**EXERCISE DESCRIPTION**: Where does the string "Profile" appear? Copy every line of the entries below that holds it.

**RECORDS SUPPLIED**:
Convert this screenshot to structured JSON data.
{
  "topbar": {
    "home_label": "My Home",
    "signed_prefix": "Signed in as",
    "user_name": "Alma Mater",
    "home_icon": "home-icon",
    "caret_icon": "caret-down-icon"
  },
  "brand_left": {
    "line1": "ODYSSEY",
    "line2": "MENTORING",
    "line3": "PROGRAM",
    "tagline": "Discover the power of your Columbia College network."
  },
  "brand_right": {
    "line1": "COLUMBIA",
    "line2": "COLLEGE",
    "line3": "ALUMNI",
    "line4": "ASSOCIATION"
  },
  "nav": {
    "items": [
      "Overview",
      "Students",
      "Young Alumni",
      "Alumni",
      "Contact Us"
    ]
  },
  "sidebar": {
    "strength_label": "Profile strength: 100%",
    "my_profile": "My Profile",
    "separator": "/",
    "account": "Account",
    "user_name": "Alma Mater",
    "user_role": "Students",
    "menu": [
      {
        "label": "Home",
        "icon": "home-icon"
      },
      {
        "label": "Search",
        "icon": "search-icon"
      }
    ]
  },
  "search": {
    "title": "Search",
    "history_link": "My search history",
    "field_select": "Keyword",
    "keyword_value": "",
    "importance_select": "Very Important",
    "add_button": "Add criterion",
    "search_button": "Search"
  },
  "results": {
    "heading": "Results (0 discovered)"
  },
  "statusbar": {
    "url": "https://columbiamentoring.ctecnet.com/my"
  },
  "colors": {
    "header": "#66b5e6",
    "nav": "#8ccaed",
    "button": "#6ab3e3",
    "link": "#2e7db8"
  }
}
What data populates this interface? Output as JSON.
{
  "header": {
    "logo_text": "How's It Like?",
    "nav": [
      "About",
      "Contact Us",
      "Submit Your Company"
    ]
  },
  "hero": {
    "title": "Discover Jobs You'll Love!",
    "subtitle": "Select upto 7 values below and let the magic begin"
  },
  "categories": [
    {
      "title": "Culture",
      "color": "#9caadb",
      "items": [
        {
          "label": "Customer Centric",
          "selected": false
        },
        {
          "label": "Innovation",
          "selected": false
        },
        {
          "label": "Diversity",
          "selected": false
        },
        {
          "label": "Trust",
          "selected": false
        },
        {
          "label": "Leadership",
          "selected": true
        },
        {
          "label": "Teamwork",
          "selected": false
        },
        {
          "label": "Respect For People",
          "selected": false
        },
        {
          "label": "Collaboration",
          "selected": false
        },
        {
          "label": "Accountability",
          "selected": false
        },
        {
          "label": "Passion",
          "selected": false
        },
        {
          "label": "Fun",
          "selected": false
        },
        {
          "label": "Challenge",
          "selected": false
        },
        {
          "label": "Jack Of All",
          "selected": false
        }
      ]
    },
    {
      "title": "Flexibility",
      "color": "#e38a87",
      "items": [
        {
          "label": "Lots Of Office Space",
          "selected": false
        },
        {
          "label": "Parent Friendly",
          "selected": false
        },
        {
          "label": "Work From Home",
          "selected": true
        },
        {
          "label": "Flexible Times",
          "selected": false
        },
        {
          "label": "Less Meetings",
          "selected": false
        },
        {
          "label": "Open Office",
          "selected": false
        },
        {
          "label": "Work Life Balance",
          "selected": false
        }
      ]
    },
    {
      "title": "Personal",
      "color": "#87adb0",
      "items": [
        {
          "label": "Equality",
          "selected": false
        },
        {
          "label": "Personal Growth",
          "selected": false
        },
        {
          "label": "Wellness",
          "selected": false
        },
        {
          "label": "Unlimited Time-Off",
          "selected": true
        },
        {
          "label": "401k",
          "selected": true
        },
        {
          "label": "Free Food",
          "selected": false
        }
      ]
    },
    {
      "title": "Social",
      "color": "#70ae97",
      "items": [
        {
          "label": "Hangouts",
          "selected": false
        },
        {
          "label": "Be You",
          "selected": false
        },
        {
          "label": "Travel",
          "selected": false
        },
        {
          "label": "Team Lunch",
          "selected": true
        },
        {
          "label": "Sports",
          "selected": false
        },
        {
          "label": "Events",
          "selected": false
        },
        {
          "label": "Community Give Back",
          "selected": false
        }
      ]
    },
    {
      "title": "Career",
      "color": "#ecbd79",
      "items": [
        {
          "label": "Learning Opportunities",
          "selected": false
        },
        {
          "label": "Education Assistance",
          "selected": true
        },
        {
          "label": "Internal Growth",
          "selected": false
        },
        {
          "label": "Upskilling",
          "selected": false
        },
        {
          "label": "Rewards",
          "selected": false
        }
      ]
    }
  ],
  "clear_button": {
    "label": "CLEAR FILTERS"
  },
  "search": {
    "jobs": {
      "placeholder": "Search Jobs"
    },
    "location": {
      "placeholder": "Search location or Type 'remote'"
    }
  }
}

**TASK ANSWER**:
    "strength_label": "Profile strength: 100%",
    "my_profile": "My Profile",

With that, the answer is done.